There are two main ways to play Samurai Warriors 4. The first is the story mode, which should be self explanatory. In this mode the Sengoku period is split into twelve or so stories, based on key events and individuals that fought through the Sengoku period. So you’ll be able to fight through the history of the Takeda, or the Oda, or the Hojo, or a half dozen others, and while some of the chapters only have a few battles (as few as four), others have many more, and at around 15 minutes per mission you’re looking at at least 15-20 hours to work through this mode (and that’s before you challenge yourself with higher difficulty settings and the like).
The other mode is the Chronicle mode, which could be seen as an extension of Samurai Warriors game that we got at launch for the Nintendo 3DS. In this mode you’ll create a character, and then take him/ her through Japan fighting fictional battles, building an army of supporters, filling out an encyclopedia of historical biographies and completing other objectives. It offers plenty of additional content in its own right, and all up I can see myself loading about as much time into this game as its predecessor, while more moderate people could still be expected to get 50 or so hours out of it before being “done”. Some will miss the high-score minigames, such as the “how many KOs can you get in XXXX time” that other Warriors games tend to include these days, but remembering the amount of work that went into creating a new Warriors game for a new generation, there is still more than enough content in here to justify the price tag.

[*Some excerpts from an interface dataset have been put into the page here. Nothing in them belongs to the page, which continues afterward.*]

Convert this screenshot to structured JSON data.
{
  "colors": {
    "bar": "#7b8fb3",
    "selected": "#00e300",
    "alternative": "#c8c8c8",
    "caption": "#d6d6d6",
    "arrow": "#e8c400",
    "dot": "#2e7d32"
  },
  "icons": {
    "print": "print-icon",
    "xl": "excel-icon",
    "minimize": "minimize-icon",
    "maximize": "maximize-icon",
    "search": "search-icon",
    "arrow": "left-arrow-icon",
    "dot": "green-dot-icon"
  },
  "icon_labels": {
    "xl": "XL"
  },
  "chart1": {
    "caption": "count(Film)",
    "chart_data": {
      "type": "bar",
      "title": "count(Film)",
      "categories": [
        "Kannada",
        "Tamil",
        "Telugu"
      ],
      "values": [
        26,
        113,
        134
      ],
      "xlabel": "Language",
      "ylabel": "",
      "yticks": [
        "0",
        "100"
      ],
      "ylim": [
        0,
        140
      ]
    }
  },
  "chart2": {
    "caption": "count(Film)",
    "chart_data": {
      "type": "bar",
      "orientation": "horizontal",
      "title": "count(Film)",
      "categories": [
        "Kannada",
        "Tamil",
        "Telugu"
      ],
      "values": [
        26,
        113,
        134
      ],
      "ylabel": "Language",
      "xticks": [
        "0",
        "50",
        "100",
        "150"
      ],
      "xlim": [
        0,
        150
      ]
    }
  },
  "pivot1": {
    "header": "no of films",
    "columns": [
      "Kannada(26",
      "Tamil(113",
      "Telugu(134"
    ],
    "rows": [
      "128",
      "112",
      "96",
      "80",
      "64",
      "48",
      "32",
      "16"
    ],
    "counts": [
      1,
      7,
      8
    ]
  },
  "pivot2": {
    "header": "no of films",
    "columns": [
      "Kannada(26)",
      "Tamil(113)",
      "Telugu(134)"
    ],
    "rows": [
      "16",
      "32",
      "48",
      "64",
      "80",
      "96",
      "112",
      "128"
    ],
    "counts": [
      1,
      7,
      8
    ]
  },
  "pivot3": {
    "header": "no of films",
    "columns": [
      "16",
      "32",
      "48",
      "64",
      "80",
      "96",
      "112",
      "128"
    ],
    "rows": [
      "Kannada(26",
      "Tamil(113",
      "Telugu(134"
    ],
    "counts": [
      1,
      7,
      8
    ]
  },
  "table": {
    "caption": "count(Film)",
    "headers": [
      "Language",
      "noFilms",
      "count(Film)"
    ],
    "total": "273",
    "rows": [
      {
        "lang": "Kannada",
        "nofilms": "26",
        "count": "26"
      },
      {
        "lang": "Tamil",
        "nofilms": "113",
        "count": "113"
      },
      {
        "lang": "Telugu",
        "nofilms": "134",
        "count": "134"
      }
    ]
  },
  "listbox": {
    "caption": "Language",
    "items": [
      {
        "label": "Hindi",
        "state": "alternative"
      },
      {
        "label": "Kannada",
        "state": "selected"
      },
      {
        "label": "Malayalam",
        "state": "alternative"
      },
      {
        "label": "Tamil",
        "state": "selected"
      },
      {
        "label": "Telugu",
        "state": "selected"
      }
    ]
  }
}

If I was to narrow down any criticisms I have of Samurai Warriors 4 (and I’m really scratching here), it’s that the battlegrounds are more enclosed than the ones I remember from Samurai Warriors 3. In that game, battles were open affairs, which in turn preserved the sensation of historical authenticity. In this game Koei Tecmo has opted for a corridors-based approach to battlefields, more reminiscent of the recent Dynasty Warriors games. As levels they work perfectly well and the corridors-based approach does tend to provide players with a better sense of direction where open levels leave room for them to get lost (and therefore frustrated), but I couldn’t help but get a little claustrophobic at times and wish that Koei had kept the brilliant approach to level design of Samurai Warriors 3.
But I’m really stretching to find a complaint there. The reality is that Samurai Warriors 4 is nothing short of brilliant, and a huge leap forward into the new generation of game design by Koei. It’s cinematic, its beautiful, it’s fast and entertaining, and if you allow it to be, it’s even a little educational. And that makes it an inspiration.
– Matt S.
Find me on Twitter: @digitallydownld